**Instructions for the task**
Check each line of the entries for "screenshot" and report the ones that have it.

(Component data from apps and pages)
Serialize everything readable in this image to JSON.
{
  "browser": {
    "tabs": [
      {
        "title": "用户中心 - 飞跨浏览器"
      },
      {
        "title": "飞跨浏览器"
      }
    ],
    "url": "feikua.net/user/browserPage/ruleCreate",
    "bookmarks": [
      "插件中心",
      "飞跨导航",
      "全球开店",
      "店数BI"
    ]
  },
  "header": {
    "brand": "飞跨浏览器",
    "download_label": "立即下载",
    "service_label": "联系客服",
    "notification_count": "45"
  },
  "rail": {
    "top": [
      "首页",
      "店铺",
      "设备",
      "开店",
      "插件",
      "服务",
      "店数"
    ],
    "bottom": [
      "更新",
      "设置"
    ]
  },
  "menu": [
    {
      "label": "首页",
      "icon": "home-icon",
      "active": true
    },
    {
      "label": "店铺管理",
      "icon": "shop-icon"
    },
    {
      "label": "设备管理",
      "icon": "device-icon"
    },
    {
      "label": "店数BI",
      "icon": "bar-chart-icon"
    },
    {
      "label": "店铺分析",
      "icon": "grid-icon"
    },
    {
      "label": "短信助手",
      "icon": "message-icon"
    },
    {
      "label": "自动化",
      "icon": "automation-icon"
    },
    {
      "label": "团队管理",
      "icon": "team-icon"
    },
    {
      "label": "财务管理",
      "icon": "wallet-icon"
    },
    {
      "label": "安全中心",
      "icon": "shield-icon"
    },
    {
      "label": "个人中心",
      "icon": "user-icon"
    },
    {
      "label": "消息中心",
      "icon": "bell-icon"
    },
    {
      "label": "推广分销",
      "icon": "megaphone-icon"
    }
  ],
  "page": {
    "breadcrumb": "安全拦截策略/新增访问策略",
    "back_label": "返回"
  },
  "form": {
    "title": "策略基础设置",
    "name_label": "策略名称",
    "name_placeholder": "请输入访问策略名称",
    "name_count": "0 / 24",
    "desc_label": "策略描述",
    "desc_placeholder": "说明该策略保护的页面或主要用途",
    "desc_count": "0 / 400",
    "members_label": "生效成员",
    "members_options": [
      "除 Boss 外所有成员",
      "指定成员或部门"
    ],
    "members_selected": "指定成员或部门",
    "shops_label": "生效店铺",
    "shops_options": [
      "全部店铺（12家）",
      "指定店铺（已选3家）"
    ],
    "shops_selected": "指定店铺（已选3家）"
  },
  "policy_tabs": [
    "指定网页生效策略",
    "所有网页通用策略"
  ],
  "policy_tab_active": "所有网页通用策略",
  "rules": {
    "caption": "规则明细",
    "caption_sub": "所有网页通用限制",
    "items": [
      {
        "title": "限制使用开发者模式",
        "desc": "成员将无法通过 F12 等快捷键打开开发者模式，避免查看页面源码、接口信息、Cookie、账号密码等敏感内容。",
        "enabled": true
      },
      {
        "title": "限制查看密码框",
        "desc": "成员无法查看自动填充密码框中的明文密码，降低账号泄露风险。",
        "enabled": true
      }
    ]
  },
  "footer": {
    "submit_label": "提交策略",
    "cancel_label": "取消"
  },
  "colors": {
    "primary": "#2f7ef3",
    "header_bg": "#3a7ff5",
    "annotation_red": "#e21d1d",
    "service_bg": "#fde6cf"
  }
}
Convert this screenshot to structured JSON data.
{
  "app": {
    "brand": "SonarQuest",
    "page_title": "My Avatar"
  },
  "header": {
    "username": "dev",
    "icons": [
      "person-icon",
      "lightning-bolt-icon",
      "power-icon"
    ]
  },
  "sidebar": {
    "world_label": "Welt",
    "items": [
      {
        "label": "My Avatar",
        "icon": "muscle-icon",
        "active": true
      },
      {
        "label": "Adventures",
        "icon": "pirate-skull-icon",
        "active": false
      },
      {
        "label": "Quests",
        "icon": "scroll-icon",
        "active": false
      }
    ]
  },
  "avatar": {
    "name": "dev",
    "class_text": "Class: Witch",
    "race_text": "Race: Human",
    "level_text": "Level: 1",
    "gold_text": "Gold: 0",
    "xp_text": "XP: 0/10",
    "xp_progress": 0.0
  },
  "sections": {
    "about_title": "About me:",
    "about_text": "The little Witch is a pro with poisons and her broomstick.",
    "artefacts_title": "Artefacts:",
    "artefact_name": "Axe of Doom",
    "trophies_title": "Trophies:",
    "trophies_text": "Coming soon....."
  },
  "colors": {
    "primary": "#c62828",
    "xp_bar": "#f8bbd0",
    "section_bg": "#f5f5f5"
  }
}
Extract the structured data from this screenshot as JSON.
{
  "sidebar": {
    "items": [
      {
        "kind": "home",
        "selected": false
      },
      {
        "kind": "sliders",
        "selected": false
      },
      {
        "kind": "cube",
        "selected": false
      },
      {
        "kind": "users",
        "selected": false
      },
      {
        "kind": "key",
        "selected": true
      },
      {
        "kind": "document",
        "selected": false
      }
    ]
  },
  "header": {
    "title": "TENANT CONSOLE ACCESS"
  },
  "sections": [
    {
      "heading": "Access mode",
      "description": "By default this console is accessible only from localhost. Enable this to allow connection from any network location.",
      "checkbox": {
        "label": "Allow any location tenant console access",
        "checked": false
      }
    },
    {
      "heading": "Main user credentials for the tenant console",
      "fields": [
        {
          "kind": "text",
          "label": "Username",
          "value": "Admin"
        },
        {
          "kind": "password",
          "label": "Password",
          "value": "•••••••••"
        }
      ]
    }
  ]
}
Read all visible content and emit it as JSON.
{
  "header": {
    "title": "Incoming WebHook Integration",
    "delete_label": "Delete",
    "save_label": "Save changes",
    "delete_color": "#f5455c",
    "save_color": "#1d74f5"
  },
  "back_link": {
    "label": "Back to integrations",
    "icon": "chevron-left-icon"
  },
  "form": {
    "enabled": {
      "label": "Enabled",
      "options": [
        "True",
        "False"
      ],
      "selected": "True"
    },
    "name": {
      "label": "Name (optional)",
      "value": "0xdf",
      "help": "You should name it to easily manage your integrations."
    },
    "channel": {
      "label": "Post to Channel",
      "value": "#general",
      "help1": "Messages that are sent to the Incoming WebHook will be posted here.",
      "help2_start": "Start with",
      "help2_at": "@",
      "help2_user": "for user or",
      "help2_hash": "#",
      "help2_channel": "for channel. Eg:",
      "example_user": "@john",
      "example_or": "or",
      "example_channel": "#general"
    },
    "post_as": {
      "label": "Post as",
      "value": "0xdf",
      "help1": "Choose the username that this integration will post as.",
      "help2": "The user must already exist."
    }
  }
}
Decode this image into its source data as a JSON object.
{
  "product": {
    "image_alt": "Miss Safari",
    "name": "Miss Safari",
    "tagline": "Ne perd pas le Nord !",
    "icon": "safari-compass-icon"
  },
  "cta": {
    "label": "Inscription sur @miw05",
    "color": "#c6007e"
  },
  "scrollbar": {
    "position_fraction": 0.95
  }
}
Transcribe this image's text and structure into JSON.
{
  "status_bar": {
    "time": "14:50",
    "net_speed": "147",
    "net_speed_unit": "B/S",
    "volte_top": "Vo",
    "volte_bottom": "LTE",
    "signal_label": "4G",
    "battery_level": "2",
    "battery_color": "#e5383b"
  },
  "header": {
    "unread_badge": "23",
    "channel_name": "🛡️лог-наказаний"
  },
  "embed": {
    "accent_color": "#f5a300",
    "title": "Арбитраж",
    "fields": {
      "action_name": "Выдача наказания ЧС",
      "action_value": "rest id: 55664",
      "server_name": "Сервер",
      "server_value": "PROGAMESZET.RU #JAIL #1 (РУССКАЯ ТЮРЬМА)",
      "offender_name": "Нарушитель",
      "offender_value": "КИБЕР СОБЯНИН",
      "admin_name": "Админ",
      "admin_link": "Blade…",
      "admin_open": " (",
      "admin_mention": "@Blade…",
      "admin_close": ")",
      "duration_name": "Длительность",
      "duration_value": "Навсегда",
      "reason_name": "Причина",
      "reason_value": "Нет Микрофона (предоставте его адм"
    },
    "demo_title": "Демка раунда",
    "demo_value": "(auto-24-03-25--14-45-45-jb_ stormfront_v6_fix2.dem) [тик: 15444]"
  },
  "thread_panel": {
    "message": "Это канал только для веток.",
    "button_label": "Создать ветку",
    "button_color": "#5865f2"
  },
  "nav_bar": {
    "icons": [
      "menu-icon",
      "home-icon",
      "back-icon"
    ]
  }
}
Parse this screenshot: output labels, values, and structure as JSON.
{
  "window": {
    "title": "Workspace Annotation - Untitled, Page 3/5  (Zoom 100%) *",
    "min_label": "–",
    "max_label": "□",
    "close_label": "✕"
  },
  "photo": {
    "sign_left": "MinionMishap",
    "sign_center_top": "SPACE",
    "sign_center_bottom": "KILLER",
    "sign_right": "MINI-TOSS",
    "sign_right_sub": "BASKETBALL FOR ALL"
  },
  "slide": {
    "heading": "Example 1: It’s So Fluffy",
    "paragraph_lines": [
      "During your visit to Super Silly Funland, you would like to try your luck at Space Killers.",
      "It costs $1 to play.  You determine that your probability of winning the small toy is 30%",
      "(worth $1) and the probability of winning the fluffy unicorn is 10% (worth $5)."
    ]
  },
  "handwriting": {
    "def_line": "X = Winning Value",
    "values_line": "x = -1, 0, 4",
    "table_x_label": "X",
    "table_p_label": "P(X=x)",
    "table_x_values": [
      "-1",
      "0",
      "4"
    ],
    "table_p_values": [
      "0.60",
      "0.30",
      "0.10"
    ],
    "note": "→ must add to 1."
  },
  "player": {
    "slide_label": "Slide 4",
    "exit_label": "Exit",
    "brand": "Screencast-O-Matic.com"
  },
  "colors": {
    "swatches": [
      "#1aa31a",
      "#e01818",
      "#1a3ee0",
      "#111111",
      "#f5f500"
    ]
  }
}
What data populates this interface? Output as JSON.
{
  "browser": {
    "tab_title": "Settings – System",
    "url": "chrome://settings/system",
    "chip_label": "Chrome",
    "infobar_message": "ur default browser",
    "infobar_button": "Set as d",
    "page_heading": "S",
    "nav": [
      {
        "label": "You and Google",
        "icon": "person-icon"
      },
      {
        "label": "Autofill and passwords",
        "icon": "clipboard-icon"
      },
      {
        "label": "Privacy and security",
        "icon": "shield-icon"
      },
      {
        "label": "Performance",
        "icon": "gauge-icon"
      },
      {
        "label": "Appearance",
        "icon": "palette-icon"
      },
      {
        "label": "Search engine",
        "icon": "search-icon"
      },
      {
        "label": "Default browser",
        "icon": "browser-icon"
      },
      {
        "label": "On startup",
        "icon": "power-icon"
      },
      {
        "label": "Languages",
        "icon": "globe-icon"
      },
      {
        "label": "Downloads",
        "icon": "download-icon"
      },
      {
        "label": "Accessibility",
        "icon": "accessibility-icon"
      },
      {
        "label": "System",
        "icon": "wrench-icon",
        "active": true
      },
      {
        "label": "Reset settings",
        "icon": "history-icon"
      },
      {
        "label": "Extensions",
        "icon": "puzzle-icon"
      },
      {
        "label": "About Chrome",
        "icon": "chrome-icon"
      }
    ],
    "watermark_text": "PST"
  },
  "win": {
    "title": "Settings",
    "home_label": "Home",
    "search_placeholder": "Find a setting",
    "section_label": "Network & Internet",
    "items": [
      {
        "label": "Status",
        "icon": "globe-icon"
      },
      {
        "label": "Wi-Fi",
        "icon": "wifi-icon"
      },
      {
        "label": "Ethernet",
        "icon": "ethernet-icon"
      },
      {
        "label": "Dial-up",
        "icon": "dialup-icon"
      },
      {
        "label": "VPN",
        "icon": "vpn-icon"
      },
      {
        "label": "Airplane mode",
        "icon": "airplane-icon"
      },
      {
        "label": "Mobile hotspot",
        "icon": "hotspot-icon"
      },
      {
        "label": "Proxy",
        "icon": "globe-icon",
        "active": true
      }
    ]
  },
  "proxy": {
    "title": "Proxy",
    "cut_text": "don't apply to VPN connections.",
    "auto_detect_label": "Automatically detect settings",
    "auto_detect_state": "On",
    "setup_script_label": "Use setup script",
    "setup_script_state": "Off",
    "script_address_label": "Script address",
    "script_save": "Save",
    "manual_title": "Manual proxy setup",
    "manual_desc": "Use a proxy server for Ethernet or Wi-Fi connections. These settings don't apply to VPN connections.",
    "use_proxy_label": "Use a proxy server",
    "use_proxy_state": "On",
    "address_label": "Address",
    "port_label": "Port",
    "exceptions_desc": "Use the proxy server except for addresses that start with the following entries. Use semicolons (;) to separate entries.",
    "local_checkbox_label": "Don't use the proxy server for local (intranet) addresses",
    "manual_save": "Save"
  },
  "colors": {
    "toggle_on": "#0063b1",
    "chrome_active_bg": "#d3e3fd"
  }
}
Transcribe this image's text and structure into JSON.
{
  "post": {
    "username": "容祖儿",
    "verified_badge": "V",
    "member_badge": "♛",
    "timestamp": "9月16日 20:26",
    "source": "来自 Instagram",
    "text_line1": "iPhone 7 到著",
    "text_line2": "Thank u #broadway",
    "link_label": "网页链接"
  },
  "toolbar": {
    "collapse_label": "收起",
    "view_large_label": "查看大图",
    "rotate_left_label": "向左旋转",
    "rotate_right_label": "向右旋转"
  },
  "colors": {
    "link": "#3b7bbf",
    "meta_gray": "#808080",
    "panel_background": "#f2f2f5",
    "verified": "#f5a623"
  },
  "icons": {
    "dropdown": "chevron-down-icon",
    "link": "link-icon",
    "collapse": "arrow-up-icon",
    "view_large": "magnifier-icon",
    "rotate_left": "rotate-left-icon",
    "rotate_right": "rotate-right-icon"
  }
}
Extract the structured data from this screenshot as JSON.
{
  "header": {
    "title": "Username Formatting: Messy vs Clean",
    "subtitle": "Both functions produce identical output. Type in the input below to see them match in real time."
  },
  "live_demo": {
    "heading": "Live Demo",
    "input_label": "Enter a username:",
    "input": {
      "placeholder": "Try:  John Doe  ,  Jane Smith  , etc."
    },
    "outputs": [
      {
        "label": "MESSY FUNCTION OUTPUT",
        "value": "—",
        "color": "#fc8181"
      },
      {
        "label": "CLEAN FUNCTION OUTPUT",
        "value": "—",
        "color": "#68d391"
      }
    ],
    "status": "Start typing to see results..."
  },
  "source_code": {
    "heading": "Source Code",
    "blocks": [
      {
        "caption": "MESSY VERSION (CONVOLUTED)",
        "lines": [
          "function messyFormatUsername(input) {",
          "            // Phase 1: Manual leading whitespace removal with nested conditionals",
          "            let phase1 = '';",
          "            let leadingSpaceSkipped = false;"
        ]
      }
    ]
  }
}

**Solution for this problem**
Convert this screenshot to structured JSON data.
Extract the structured data from this screenshot as JSON.
Parse this screenshot: output labels, values, and structure as JSON.
Extract the structured data from this screenshot as JSON.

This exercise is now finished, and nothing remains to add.